The Covid-19 pandemic since February 2020 and the Hong Kong National Security Law (HKNSL) passed on June 30, 2020 have set an abrupt end to the protests in Hong Kong, which, according to its mini-Constitution, the Basic Law, enjoys ‘high degree autonomy’ under China’s sovereignty and shall be administered by Hong Kong people. Activating Article 18 (4) of the Basic Law, declaring a state of emergency, and deploying the army to restore order in Hong Kong were under wide and lively discussion in September 2019 (for contributions, see here, here, here, and here). One aim of the HKNSL, as pointed out by Shen Chunyao, head of Beijing’s Basic Law Committee, is to pre-empt the occurrence of the state of emergency provided in Article 18 (4) of the Basic Law, which, Shen stressed, is “a very serious situation”: it is even much worse than Beijing taking over complete jurisdiction and applying Mainland laws in exceptional national security cases (article 55, HKNSL).
What will this “very serious situation” be like? An answer can be found in the Basic Law’s Art. 18 (4), which says,
in the event that the NPCSC … by reason of turmoil within the HKSAR which endangers national unity or security and is beyond the control of the government of the Region, decides that the Region is in a state of emergency, the Central People’s Government may issue an order applying the relevant national laws in the Region.
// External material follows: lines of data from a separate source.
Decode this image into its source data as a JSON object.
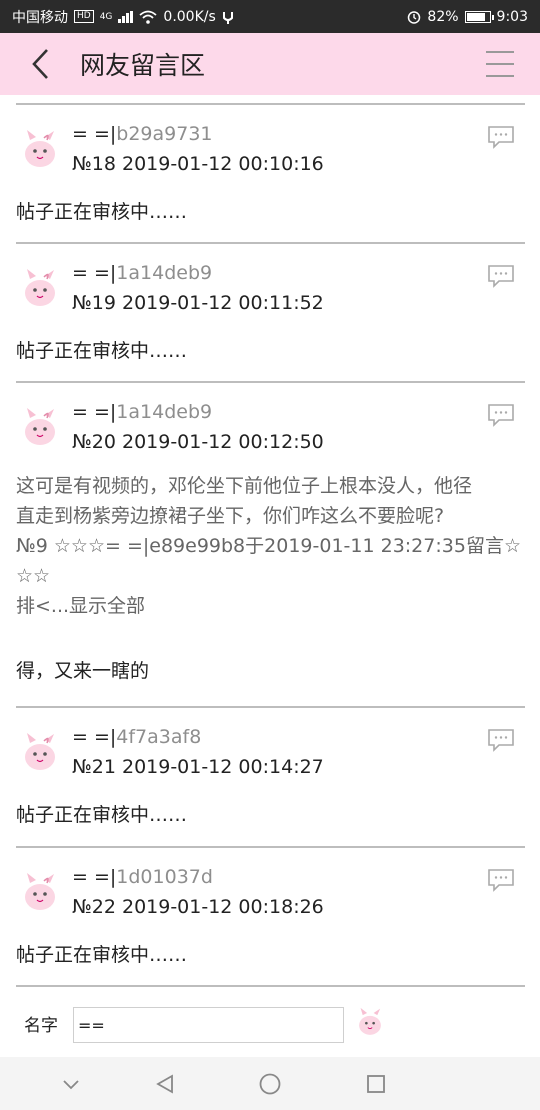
{
  "status_bar": {
    "carrier": "中国移动",
    "hd": "HD",
    "network": "4G",
    "speed": "0.00K/s",
    "battery": "82%",
    "battery_level": 0.82,
    "time": "9:03"
  },
  "header": {
    "title": "网友留言区",
    "back_icon": "chevron-left-icon",
    "menu_icon": "hamburger-menu-icon"
  },
  "comments": [
    {
      "prefix": "= =|",
      "uid": "b29a9731",
      "meta": "№18  2019-01-12 00:10:16",
      "body": "帖子正在审核中……"
    },
    {
      "prefix": "= =|",
      "uid": "1a14deb9",
      "meta": "№19  2019-01-12 00:11:52",
      "body": "帖子正在审核中……"
    },
    {
      "prefix": "= =|",
      "uid": "1a14deb9",
      "meta": "№20  2019-01-12 00:12:50",
      "quote_lines": [
        "这可是有视频的，邓伦坐下前他位子上根本没人，他径",
        "直走到杨紫旁边撩裙子坐下，你们咋这么不要脸呢?",
        "№9 ☆☆☆= =|e89e99b8于2019-01-11 23:27:35留言☆",
        "☆☆",
        "排<...显示全部"
      ],
      "body": "得，又来一瞎的"
    },
    {
      "prefix": "= =|",
      "uid": "4f7a3af8",
      "meta": "№21  2019-01-12 00:14:27",
      "body": "帖子正在审核中……"
    },
    {
      "prefix": "= =|",
      "uid": "1d01037d",
      "meta": "№22  2019-01-12 00:18:26",
      "body": "帖子正在审核中……"
    }
  ],
  "input_bar": {
    "name_label": "名字",
    "name_value": "=="
  },
  "colors": {
    "header_bg": "#fdd9ea",
    "uid_gray": "#8e8e8e",
    "divider": "#bdbdbd"
  }
}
Fu and Zhai argue that Article 18(4) creates a dual emergency regime: Hong Kong’s own internal one and the NPCSC’s external one. The former is based on the rule of law, where the emergency power is subject to significant legal and political constraints. The latter, however, introduces a state of exception, where an authoritarian state manages a crisis, largely independent of legal rules and without democratic responsibility. In view of this contrast, Fu and Zhai suggest that the HKSAR internalise the responses to states of emergency, so that rights and freedoms be carefully protected, and the rule of law be effectively defended.
Hualing Fu is Dean and holder of the Warren Chan Professorship of Human Rights and Responsibilities, Faculty of Law, the University of Hong Kong. His more recent contributions include: Mediation in Contemporary China (2017); Transparency Challenges Facing China (2018); Socialist Law in Socialist East Asia (2018), and Authoritarian Legality in Asia (2020). Reach out to him at hlfu(at)hku.hk.
Xiaobo Zhai is Associate Professor at Macau University. He co-edited the volumes Bentham’s Theory of Law and Public Opinion (2014) and Bentham Around the World (2020) and is the author of The People’s Constitution (2009) and China’s System of Constitutional Implementation (2009). Reach out to him at xbzhai(at)um.edu.mo.